- _TASK BRIEF_: The answer must be the full listing, reproduced without any change.

- _RECORDS TO USE_:
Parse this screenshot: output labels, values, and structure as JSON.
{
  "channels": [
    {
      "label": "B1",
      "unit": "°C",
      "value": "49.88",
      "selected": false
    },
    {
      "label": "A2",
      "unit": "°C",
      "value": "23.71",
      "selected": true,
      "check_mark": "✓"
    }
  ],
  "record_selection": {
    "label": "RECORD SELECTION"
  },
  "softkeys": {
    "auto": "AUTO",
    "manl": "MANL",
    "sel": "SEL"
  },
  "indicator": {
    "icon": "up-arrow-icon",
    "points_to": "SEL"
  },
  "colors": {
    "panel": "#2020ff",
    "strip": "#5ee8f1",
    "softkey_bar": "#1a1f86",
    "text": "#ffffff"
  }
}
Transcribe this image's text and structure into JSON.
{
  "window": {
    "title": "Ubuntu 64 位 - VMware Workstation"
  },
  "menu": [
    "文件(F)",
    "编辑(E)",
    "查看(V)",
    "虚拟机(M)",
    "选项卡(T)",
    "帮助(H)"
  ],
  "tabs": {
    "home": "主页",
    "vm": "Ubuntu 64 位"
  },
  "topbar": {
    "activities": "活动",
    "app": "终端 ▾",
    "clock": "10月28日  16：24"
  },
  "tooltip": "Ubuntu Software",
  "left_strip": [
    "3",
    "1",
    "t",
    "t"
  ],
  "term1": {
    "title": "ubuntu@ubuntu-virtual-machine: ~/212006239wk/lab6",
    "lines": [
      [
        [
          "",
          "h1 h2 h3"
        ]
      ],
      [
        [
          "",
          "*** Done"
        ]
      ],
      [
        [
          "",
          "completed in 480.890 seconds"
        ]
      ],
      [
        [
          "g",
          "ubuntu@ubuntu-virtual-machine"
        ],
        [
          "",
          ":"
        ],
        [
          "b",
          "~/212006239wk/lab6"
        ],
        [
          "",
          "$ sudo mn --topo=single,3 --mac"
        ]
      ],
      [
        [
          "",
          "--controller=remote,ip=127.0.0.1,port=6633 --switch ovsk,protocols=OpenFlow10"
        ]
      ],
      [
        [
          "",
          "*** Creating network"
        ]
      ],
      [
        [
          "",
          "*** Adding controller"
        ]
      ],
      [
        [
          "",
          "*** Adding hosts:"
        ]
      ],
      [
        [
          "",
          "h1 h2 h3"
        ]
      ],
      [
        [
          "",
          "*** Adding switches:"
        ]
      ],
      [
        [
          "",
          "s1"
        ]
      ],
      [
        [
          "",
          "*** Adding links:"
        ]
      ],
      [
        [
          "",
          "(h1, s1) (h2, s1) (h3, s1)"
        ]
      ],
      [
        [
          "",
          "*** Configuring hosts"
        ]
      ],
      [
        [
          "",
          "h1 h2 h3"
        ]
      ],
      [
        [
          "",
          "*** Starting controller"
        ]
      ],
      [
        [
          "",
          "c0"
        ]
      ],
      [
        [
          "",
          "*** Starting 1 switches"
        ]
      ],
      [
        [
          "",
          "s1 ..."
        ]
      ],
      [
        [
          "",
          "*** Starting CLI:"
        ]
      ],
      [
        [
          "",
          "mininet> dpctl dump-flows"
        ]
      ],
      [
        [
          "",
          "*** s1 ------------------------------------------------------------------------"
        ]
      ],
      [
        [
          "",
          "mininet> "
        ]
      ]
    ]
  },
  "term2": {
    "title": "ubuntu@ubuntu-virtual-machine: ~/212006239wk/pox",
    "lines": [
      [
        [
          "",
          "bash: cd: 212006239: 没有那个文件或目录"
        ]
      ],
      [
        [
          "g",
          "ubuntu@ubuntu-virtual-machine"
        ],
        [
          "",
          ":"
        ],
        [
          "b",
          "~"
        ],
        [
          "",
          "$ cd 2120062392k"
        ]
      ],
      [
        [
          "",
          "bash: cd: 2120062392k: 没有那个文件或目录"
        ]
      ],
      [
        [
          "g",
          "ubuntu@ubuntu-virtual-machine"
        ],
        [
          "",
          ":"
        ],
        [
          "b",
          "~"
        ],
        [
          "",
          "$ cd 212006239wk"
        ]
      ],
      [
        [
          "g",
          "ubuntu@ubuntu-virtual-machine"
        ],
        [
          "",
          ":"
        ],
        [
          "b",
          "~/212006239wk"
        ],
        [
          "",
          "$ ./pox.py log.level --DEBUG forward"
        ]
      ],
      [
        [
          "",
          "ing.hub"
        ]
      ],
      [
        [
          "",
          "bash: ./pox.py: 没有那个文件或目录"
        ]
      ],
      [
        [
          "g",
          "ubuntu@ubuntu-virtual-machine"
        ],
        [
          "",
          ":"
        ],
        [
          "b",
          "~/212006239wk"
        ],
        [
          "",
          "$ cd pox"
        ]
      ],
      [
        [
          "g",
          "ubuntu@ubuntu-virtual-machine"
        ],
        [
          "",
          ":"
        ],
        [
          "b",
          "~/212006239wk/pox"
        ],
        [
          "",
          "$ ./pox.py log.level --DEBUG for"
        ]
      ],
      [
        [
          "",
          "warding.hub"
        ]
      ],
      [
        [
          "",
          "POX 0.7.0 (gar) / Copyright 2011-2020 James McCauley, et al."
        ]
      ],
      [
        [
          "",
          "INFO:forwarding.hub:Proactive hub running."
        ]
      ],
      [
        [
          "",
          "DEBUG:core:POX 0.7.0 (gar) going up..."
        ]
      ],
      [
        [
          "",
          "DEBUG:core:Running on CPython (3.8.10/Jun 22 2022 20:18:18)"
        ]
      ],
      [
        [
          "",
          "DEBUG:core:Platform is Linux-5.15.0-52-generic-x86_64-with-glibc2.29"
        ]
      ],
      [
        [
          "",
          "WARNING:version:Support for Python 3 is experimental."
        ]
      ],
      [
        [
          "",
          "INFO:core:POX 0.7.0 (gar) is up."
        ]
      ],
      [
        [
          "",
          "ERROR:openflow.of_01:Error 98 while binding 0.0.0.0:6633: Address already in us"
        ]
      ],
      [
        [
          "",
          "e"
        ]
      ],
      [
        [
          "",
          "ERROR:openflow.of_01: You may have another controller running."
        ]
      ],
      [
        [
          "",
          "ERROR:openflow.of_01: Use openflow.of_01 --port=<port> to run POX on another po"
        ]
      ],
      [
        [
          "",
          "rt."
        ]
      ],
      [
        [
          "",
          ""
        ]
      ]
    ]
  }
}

- _SOLUTION TO THIS EXERCISE_:
Parse this screenshot: output labels, values, and structure as JSON.
{
  "channels": [
    {
      "label": "B1",
      "unit": "°C",
      "value": "49.88",
      "selected": false
    },
    {
      "label": "A2",
      "unit": "°C",
      "value": "23.71",
      "selected": true,
      "check_mark": "✓"
    }
  ],
  "record_selection": {
    "label": "RECORD SELECTION"
  },
  "softkeys": {
    "auto": "AUTO",
    "manl": "MANL",
    "sel": "SEL"
  },
  "indicator": {
    "icon": "up-arrow-icon",
    "points_to": "SEL"
  },
  "colors": {
    "panel": "#2020ff",
    "strip": "#5ee8f1",
    "softkey_bar": "#1a1f86",
    "text": "#ffffff"
  }
}
Transcribe this image's text and structure into JSON.
{
  "window": {
    "title": "Ubuntu 64 位 - VMware Workstation"
  },
  "menu": [
    "文件(F)",
    "编辑(E)",
    "查看(V)",
    "虚拟机(M)",
    "选项卡(T)",
    "帮助(H)"
  ],
  "tabs": {
    "home": "主页",
    "vm": "Ubuntu 64 位"
  },
  "topbar": {
    "activities": "活动",
    "app": "终端 ▾",
    "clock": "10月28日  16：24"
  },
  "tooltip": "Ubuntu Software",
  "left_strip": [
    "3",
    "1",
    "t",
    "t"
  ],
  "term1": {
    "title": "ubuntu@ubuntu-virtual-machine: ~/212006239wk/lab6",
    "lines": [
      [
        [
          "",
          "h1 h2 h3"
        ]
      ],
      [
        [
          "",
          "*** Done"
        ]
      ],
      [
        [
          "",
          "completed in 480.890 seconds"
        ]
      ],
      [
        [
          "g",
          "ubuntu@ubuntu-virtual-machine"
        ],
        [
          "",
          ":"
        ],
        [
          "b",
          "~/212006239wk/lab6"
        ],
        [
          "",
          "$ sudo mn --topo=single,3 --mac"
        ]
      ],
      [
        [
          "",
          "--controller=remote,ip=127.0.0.1,port=6633 --switch ovsk,protocols=OpenFlow10"
        ]
      ],
      [
        [
          "",
          "*** Creating network"
        ]
      ],
      [
        [
          "",
          "*** Adding controller"
        ]
      ],
      [
        [
          "",
          "*** Adding hosts:"
        ]
      ],
      [
        [
          "",
          "h1 h2 h3"
        ]
      ],
      [
        [
          "",
          "*** Adding switches:"
        ]
      ],
      [
        [
          "",
          "s1"
        ]
      ],
      [
        [
          "",
          "*** Adding links:"
        ]
      ],
      [
        [
          "",
          "(h1, s1) (h2, s1) (h3, s1)"
        ]
      ],
      [
        [
          "",
          "*** Configuring hosts"
        ]
      ],
      [
        [
          "",
          "h1 h2 h3"
        ]
      ],
      [
        [
          "",
          "*** Starting controller"
        ]
      ],
      [
        [
          "",
          "c0"
        ]
      ],
      [
        [
          "",
          "*** Starting 1 switches"
        ]
      ],
      [
        [
          "",
          "s1 ..."
        ]
      ],
      [
        [
          "",
          "*** Starting CLI:"
        ]
      ],
      [
        [
          "",
          "mininet> dpctl dump-flows"
        ]
      ],
      [
        [
          "",
          "*** s1 ------------------------------------------------------------------------"
        ]
      ],
      [
        [
          "",
          "mininet> "
        ]
      ]
    ]
  },
  "term2": {
    "title": "ubuntu@ubuntu-virtual-machine: ~/212006239wk/pox",
    "lines": [
      [
        [
          "",
          "bash: cd: 212006239: 没有那个文件或目录"
        ]
      ],
      [
        [
          "g",
          "ubuntu@ubuntu-virtual-machine"
        ],
        [
          "",
          ":"
        ],
        [
          "b",
          "~"
        ],
        [
          "",
          "$ cd 2120062392k"
        ]
      ],
      [
        [
          "",
          "bash: cd: 2120062392k: 没有那个文件或目录"
        ]
      ],
      [
        [
          "g",
          "ubuntu@ubuntu-virtual-machine"
        ],
        [
          "",
          ":"
        ],
        [
          "b",
          "~"
        ],
        [
          "",
          "$ cd 212006239wk"
        ]
      ],
      [
        [
          "g",
          "ubuntu@ubuntu-virtual-machine"
        ],
        [
          "",
          ":"
        ],
        [
          "b",
          "~/212006239wk"
        ],
        [
          "",
          "$ ./pox.py log.level --DEBUG forward"
        ]
      ],
      [
        [
          "",
          "ing.hub"
        ]
      ],
      [
        [
          "",
          "bash: ./pox.py: 没有那个文件或目录"
        ]
      ],
      [
        [
          "g",
          "ubuntu@ubuntu-virtual-machine"
        ],
        [
          "",
          ":"
        ],
        [
          "b",
          "~/212006239wk"
        ],
        [
          "",
          "$ cd pox"
        ]
      ],
      [
        [
          "g",
          "ubuntu@ubuntu-virtual-machine"
        ],
        [
          "",
          ":"
        ],
        [
          "b",
          "~/212006239wk/pox"
        ],
        [
          "",
          "$ ./pox.py log.level --DEBUG for"
        ]
      ],
      [
        [
          "",
          "warding.hub"
        ]
      ],
      [
        [
          "",
          "POX 0.7.0 (gar) / Copyright 2011-2020 James McCauley, et al."
        ]
      ],
      [
        [
          "",
          "INFO:forwarding.hub:Proactive hub running."
        ]
      ],
      [
        [
          "",
          "DEBUG:core:POX 0.7.0 (gar) going up..."
        ]
      ],
      [
        [
          "",
          "DEBUG:core:Running on CPython (3.8.10/Jun 22 2022 20:18:18)"
        ]
      ],
      [
        [
          "",
          "DEBUG:core:Platform is Linux-5.15.0-52-generic-x86_64-with-glibc2.29"
        ]
      ],
      [
        [
          "",
          "WARNING:version:Support for Python 3 is experimental."
        ]
      ],
      [
        [
          "",
          "INFO:core:POX 0.7.0 (gar) is up."
        ]
      ],
      [
        [
          "",
          "ERROR:openflow.of_01:Error 98 while binding 0.0.0.0:6633: Address already in us"
        ]
      ],
      [
        [
          "",
          "e"
        ]
      ],
      [
        [
          "",
          "ERROR:openflow.of_01: You may have another controller running."
        ]
      ],
      [
        [
          "",
          "ERROR:openflow.of_01: Use openflow.of_01 --port=<port> to run POX on another po"
        ]
      ],
      [
        [
          "",
          "rt."
        ]
      ],
      [
        [
          "",
          ""
        ]
      ]
    ]
  }
}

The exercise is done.